Sonia Faleiro takes a look at the “book boys of Mumbai” who participate in India’s quasi-illegal pirated book market. (It’s an issue also discussed in Akshay Pathak’s most recent dispatch on Indian publishing.) Faleiro notes that books often appear on the streets as soon as they’re released to stores – and also that by 1999, as much as “20 to 25 percent of all books sold in the country were pirated.” Meanwhile, the former production editor in me wonders, how the heck are they re-printing these books so quickly?
Leveling the kind of accusation that perhaps only such an esteemed writer can, Jonathan Franzen intimates that David Foster Wallace's nonfiction (such as "Shipping Out") wasn't exactly honest.
At n+1, Nick Holdstock’s diary of International Pynchon Week, held in Lublin, Poland: “The conference room looked like the United Nations as depicted in ’60s spy movies ... on the pad of the man to my left there were no notes, just a drawing of a cat wearing a shirt and tie.”
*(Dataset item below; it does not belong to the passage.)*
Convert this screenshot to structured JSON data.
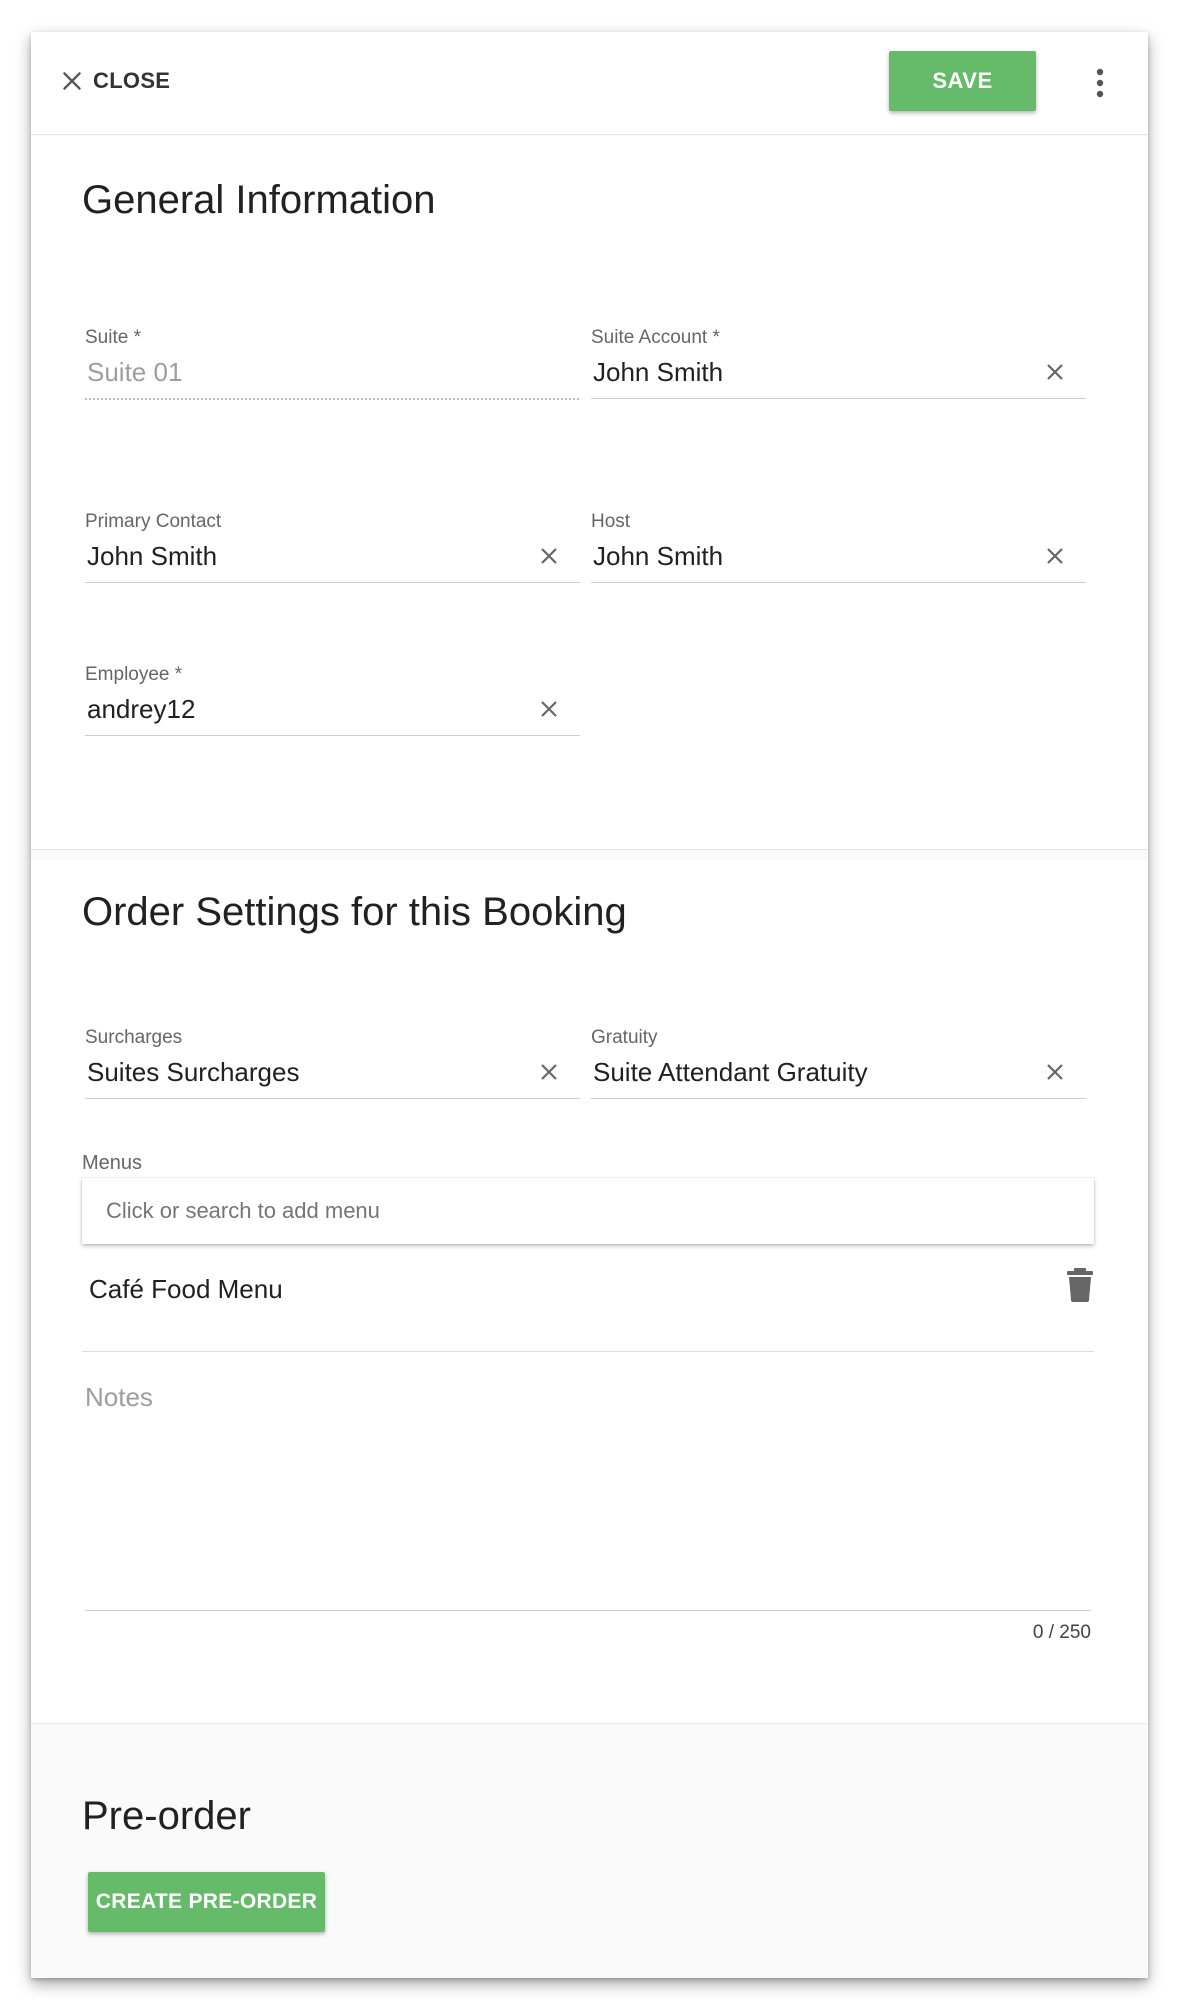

As you may have heard, Twitter went public last week, which means a lot of people are trying to figure out just what its IPO means for social media. Over at n+1, Benjamin Kunkel proposes that social media, by its very nature, cannot be profitable, and thus should be administered by the state as a public good.